▼

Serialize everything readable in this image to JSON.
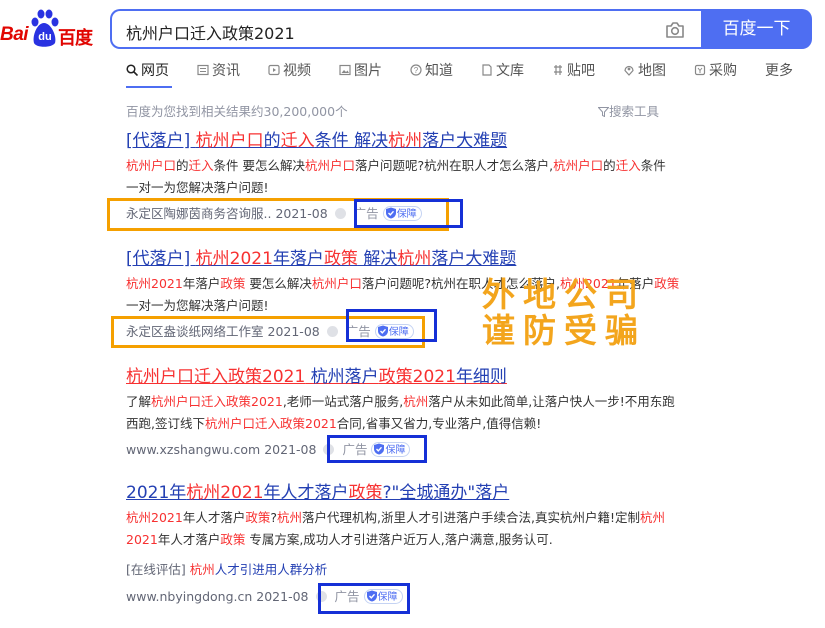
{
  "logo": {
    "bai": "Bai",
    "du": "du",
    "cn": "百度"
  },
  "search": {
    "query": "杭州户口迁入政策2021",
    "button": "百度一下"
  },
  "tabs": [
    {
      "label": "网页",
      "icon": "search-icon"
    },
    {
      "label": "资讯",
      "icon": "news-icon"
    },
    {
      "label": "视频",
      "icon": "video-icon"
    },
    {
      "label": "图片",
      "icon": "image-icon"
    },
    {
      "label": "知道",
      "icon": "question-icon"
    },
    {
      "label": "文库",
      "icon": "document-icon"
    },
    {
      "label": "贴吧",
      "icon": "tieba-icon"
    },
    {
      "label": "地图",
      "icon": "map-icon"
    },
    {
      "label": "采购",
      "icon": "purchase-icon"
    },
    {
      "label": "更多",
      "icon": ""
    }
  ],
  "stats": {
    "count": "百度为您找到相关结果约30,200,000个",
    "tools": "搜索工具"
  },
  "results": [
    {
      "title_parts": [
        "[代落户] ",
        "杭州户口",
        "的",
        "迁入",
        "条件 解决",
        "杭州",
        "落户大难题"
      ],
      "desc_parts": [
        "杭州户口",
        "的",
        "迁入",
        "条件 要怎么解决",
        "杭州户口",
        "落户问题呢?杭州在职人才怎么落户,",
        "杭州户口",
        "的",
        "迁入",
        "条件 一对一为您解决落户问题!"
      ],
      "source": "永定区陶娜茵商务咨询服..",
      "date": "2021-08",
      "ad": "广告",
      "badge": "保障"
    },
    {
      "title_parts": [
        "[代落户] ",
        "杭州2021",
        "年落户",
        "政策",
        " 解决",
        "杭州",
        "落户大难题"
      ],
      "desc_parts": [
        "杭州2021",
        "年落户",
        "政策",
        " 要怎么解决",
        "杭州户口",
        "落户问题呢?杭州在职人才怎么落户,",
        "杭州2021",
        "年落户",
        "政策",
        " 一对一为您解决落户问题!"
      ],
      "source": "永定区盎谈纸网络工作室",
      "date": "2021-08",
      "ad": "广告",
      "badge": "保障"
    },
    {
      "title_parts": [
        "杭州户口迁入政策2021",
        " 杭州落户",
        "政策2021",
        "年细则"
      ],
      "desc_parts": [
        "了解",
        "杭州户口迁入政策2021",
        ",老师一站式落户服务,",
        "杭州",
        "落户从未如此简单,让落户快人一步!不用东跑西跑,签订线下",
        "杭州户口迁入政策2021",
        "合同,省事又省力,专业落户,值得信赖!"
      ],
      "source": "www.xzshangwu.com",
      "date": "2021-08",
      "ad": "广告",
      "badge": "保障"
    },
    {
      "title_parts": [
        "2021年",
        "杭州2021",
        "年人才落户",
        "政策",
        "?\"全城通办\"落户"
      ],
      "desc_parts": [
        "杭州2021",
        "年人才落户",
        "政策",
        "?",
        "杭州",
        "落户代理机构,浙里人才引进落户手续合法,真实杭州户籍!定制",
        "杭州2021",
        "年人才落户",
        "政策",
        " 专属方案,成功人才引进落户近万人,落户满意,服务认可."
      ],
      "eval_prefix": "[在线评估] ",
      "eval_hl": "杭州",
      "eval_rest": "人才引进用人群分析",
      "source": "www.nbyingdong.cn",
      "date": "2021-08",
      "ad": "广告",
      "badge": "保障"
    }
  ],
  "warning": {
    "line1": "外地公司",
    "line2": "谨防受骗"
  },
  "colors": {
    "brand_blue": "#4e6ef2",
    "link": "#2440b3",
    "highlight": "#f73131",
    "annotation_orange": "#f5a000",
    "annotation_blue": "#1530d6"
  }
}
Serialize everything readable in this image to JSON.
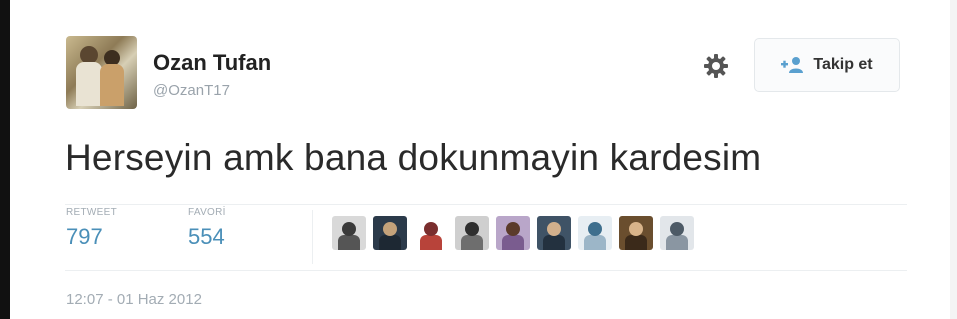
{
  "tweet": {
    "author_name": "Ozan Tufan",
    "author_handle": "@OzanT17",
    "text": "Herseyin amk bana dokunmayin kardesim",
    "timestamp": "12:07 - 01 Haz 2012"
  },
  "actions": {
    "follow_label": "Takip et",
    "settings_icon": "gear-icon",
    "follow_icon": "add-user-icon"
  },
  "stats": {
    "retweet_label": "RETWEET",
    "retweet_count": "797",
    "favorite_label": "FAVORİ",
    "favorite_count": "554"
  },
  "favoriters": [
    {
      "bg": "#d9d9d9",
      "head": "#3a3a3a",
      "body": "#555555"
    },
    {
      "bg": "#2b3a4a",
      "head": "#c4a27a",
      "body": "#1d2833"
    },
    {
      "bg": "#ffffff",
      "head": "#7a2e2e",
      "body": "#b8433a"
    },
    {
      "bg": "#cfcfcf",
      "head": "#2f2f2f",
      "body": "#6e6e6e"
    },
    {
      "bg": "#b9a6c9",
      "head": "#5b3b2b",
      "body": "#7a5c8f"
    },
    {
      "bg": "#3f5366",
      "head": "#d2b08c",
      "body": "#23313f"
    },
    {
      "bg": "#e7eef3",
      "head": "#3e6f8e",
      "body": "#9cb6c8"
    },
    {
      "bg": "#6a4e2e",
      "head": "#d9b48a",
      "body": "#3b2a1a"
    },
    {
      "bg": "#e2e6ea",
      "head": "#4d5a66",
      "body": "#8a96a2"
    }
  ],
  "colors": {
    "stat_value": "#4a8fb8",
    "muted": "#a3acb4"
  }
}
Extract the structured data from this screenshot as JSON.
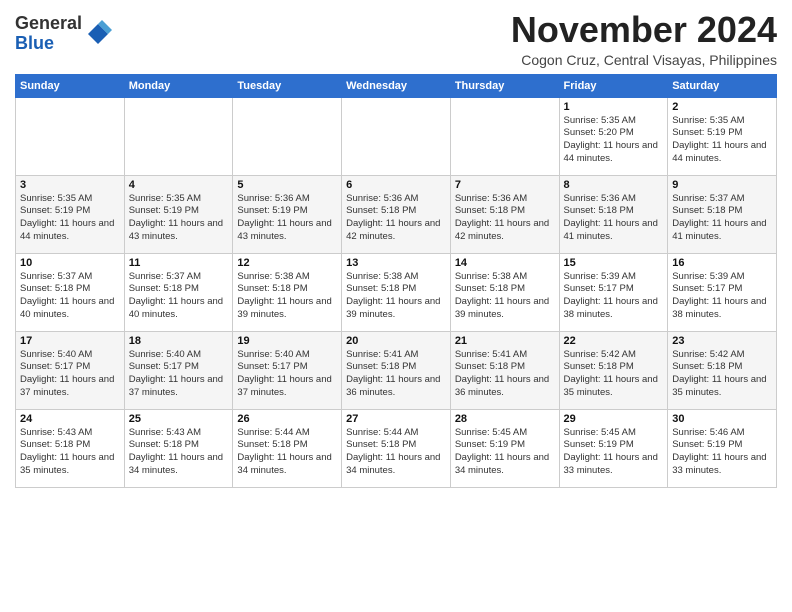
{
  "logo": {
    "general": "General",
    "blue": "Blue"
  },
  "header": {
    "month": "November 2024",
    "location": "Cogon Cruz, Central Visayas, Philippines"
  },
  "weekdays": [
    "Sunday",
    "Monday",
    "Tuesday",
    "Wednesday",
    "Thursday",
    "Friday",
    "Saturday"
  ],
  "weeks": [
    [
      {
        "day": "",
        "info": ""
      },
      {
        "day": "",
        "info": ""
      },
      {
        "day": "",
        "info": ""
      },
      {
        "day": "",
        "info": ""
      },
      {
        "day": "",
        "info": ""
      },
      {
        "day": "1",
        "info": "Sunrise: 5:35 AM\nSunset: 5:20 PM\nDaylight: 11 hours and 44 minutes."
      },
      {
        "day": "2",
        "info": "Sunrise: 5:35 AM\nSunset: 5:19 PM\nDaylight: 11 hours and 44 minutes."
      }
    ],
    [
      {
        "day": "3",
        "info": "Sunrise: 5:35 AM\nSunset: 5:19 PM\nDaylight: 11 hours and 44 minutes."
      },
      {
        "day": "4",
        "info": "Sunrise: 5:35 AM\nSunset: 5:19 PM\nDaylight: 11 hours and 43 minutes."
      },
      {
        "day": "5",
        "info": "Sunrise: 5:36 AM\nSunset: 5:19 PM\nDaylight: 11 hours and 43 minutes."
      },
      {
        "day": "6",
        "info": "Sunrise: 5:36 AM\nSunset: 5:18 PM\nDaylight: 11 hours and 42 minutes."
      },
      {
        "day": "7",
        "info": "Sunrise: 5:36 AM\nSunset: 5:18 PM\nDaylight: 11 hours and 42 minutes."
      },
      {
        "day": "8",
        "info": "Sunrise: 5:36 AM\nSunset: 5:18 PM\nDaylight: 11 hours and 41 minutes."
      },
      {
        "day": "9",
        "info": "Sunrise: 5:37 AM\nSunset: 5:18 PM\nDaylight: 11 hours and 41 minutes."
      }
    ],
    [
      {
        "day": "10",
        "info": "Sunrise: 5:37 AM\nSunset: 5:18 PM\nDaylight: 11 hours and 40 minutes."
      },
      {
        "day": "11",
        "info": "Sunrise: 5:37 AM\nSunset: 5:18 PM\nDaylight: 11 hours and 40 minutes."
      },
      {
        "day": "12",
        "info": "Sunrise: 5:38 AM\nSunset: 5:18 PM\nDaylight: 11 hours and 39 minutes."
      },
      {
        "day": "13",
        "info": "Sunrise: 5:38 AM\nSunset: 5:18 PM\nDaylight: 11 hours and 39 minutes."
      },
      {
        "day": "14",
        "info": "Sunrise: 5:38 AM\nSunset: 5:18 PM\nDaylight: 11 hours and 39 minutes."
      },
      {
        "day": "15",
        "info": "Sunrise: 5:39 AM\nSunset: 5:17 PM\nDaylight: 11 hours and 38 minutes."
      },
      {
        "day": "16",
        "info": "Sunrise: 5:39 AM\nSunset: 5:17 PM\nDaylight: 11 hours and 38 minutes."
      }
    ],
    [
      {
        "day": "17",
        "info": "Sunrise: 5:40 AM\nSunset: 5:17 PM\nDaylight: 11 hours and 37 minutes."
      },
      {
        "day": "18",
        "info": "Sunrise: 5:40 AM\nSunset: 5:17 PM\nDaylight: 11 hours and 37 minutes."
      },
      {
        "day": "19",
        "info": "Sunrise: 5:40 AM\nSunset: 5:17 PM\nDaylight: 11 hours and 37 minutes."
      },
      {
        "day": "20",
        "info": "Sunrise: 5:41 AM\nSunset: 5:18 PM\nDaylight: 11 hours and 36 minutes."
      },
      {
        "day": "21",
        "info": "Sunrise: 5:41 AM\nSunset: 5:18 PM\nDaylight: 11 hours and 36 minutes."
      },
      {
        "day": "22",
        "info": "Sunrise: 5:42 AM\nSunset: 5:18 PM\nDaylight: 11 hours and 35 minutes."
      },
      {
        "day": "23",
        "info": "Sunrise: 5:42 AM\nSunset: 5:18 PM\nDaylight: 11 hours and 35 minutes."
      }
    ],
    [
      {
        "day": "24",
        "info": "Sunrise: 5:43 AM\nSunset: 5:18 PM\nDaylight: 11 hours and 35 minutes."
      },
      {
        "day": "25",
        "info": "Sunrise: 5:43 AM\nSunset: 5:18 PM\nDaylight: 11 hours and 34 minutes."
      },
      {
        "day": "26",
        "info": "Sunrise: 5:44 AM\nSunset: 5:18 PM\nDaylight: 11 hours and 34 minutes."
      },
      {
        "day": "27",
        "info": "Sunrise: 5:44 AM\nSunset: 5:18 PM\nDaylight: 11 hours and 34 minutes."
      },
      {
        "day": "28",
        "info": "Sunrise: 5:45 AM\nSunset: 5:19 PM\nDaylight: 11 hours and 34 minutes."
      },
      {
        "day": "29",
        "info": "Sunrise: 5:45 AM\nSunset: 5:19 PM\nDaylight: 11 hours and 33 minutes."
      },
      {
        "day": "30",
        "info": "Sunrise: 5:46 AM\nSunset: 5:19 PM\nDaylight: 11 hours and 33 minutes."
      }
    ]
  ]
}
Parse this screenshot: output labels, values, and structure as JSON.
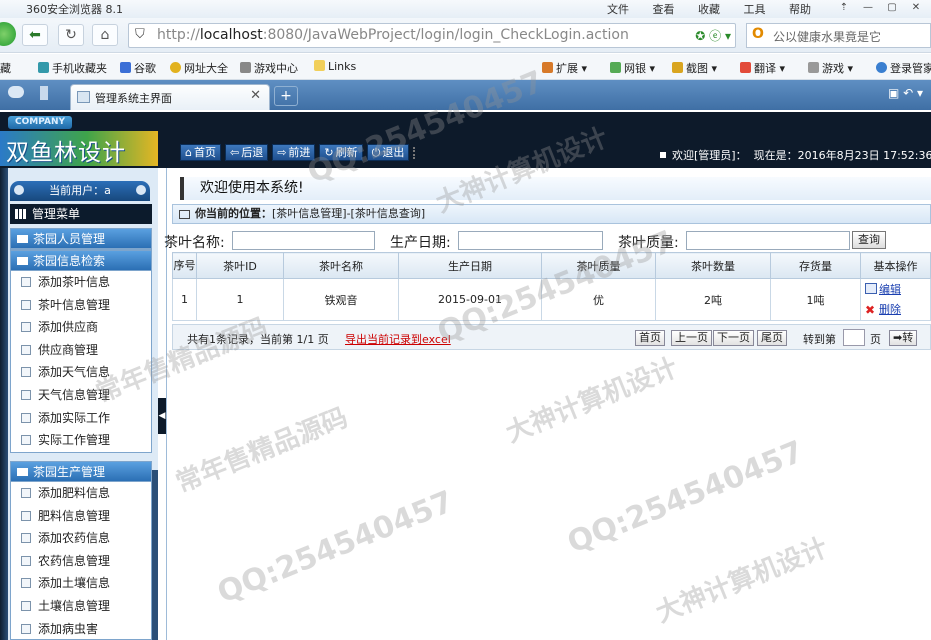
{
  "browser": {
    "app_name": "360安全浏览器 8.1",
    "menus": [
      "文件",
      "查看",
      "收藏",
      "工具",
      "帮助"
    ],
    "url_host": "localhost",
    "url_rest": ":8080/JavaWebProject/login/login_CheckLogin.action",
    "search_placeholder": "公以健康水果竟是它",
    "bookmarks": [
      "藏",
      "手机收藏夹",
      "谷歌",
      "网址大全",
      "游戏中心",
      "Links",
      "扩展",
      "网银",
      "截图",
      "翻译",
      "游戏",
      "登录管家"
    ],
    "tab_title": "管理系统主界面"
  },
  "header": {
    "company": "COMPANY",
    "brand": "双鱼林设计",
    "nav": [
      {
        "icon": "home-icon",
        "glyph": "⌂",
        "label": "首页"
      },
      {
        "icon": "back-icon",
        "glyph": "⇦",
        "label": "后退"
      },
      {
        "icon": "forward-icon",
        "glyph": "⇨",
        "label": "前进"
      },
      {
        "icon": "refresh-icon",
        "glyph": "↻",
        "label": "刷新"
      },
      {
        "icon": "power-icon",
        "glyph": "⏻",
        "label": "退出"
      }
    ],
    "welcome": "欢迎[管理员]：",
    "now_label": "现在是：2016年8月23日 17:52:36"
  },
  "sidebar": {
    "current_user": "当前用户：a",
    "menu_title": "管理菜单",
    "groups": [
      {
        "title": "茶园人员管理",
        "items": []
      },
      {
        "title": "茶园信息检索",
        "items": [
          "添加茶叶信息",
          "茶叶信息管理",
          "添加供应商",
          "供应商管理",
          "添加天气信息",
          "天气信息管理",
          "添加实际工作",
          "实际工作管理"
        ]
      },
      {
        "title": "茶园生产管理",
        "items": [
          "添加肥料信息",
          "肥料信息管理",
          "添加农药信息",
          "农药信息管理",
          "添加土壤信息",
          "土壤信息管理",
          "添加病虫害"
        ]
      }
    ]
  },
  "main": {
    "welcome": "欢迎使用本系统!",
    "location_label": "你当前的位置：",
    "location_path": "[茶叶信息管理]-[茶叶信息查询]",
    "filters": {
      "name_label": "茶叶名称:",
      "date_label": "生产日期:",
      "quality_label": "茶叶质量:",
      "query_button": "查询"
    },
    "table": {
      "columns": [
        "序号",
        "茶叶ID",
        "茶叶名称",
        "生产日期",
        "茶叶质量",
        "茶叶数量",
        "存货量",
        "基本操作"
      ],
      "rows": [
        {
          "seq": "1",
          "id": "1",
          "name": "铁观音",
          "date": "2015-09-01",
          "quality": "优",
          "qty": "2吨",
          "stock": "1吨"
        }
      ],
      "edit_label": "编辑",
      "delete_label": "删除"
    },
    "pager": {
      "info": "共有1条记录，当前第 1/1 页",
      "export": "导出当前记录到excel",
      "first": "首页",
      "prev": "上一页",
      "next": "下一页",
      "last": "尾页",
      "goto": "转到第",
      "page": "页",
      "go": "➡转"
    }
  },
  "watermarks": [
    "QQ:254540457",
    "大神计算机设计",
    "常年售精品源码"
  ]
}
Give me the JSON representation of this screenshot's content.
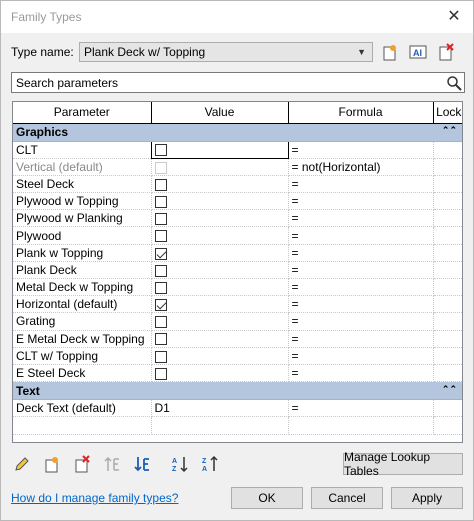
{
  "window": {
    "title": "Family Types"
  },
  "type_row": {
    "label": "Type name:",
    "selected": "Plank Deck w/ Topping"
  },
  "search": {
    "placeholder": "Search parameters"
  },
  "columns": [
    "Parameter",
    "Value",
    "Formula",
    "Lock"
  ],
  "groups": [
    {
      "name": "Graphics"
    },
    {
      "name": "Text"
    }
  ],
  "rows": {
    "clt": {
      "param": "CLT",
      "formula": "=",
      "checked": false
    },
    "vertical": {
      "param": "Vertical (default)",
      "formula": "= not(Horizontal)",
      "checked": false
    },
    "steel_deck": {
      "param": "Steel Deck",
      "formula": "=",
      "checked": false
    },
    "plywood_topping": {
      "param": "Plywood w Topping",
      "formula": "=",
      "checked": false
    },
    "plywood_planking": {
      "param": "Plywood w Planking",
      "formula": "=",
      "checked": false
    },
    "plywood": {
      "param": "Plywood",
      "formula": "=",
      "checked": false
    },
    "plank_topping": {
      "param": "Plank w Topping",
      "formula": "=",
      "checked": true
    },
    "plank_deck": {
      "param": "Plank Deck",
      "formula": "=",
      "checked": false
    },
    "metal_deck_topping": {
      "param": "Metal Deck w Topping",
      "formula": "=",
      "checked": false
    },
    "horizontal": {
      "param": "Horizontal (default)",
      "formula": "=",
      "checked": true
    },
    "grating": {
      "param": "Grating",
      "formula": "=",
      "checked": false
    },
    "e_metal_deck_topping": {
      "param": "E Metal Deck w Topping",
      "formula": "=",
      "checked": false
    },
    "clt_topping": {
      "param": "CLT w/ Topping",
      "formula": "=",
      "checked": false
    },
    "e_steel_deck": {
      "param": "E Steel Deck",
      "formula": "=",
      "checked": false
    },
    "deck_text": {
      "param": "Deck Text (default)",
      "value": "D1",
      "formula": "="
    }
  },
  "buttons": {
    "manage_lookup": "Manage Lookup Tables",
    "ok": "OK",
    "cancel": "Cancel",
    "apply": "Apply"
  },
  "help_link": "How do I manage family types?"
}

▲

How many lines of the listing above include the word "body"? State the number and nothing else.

_Answer section_: 9